> _Record excerpts_
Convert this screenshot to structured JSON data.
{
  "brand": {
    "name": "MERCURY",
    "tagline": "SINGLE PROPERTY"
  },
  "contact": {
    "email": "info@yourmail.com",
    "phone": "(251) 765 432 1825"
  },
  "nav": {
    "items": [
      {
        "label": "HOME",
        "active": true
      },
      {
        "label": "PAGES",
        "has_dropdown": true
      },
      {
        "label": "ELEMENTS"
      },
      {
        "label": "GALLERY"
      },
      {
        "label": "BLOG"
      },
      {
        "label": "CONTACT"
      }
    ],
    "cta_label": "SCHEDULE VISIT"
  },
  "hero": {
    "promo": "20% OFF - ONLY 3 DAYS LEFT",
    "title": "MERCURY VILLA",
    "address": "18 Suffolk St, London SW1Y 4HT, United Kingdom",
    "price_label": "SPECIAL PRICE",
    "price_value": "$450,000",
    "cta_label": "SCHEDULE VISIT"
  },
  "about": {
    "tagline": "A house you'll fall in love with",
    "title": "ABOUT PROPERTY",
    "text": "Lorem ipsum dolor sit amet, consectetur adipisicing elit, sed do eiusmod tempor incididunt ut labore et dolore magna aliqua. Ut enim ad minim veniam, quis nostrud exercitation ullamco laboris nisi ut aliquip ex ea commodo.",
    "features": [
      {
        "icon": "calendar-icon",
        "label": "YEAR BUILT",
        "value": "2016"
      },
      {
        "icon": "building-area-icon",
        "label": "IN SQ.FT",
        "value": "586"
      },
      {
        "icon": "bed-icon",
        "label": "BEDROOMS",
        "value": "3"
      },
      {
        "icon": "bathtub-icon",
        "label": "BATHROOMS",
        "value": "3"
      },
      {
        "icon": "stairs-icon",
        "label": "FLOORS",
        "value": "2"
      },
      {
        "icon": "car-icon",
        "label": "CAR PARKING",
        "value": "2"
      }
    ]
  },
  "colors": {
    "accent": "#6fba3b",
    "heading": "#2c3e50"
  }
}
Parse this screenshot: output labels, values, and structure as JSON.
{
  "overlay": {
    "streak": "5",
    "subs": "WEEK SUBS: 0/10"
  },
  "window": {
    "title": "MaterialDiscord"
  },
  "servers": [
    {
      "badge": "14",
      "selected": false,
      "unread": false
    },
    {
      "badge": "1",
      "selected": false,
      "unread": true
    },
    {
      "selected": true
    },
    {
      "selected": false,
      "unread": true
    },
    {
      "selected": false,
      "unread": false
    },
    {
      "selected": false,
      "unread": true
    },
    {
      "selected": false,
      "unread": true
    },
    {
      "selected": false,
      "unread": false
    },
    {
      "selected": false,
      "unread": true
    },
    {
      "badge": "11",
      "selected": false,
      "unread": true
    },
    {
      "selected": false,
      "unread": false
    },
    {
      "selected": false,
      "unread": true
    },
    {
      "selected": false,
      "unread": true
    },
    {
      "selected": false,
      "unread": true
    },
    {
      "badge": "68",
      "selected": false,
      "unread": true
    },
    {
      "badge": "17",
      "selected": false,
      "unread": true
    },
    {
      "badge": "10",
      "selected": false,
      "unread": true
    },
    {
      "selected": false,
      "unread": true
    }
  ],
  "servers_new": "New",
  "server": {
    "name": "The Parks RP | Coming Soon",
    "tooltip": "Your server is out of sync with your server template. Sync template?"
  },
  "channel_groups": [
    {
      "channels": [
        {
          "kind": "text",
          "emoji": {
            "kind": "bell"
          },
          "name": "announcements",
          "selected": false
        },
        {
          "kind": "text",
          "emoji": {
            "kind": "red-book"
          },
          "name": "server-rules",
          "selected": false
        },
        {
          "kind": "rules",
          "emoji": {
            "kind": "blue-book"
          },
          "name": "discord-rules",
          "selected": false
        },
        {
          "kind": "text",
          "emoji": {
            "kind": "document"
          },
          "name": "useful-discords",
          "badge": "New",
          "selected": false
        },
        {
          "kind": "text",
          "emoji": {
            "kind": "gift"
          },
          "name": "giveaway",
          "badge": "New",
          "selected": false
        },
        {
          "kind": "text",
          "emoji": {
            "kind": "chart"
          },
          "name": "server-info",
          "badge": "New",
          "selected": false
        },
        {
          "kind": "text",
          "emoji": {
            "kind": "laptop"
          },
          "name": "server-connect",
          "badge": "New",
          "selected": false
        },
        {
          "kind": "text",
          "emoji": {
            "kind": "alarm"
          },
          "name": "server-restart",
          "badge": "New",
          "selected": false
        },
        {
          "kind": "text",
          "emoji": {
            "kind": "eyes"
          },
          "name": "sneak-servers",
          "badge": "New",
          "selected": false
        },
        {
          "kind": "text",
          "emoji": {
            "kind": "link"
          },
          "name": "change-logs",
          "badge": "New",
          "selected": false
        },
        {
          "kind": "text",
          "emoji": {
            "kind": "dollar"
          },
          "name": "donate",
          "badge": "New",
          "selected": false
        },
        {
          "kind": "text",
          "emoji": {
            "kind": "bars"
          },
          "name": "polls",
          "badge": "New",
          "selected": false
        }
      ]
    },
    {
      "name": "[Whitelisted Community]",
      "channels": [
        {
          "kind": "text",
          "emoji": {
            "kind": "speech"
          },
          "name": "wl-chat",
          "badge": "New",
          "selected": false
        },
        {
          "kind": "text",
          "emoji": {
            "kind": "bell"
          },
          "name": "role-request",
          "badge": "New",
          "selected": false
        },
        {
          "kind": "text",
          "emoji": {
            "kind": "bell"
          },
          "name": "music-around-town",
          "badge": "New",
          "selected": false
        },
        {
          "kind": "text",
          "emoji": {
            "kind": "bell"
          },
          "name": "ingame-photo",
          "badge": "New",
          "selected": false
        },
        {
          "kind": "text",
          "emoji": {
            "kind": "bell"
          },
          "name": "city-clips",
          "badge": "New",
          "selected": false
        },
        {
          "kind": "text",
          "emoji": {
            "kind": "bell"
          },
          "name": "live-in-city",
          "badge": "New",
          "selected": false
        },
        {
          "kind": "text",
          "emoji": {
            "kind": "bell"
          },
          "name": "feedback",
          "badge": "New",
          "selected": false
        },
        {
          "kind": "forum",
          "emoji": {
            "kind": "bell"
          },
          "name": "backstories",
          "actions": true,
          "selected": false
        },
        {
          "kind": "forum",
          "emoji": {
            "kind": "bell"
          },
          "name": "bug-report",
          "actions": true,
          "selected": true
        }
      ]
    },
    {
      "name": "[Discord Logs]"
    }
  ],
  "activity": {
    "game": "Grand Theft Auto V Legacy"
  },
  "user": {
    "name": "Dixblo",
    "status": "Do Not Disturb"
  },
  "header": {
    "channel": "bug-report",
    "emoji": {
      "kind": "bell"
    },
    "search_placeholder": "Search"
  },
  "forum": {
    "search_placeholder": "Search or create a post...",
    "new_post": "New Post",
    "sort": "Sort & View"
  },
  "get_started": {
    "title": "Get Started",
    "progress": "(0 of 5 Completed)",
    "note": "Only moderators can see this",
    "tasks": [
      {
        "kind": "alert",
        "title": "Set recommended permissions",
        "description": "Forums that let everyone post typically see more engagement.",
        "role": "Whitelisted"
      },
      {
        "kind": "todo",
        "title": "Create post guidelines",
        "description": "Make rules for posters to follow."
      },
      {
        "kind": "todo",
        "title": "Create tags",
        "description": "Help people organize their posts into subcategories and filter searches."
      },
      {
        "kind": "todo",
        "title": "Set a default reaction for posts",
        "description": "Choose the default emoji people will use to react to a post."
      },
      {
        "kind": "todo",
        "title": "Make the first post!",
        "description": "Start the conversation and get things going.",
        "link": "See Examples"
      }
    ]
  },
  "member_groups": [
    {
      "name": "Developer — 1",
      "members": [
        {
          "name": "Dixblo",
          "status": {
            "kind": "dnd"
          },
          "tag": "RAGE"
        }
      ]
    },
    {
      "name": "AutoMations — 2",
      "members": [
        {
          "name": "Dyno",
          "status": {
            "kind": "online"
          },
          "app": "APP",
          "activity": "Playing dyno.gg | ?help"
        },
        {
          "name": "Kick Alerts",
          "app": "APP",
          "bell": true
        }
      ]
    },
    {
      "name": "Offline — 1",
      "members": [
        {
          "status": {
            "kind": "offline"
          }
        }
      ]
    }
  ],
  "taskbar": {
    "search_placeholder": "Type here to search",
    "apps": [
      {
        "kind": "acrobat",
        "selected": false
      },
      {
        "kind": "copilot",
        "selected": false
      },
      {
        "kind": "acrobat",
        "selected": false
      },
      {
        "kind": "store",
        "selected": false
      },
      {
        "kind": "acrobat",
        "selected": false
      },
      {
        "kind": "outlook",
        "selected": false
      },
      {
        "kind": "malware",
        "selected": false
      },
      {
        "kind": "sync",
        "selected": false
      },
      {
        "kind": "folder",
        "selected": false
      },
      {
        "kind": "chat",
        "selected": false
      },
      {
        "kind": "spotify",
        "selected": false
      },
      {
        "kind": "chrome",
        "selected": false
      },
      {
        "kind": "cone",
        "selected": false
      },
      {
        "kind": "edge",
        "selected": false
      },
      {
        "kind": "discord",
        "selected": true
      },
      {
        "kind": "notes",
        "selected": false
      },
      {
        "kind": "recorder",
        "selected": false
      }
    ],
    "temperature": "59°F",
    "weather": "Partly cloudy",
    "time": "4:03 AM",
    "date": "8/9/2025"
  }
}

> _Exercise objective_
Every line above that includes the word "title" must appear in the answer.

> _Response to the exercise_
    "title": "MERCURY VILLA",
    "title": "ABOUT PROPERTY",
    "title": "MaterialDiscord"
    "title": "Get Started",
        "title": "Set recommended permissions",
        "title": "Create post guidelines",
        "title": "Create tags",
        "title": "Set a default reaction for posts",
        "title": "Make the first post!",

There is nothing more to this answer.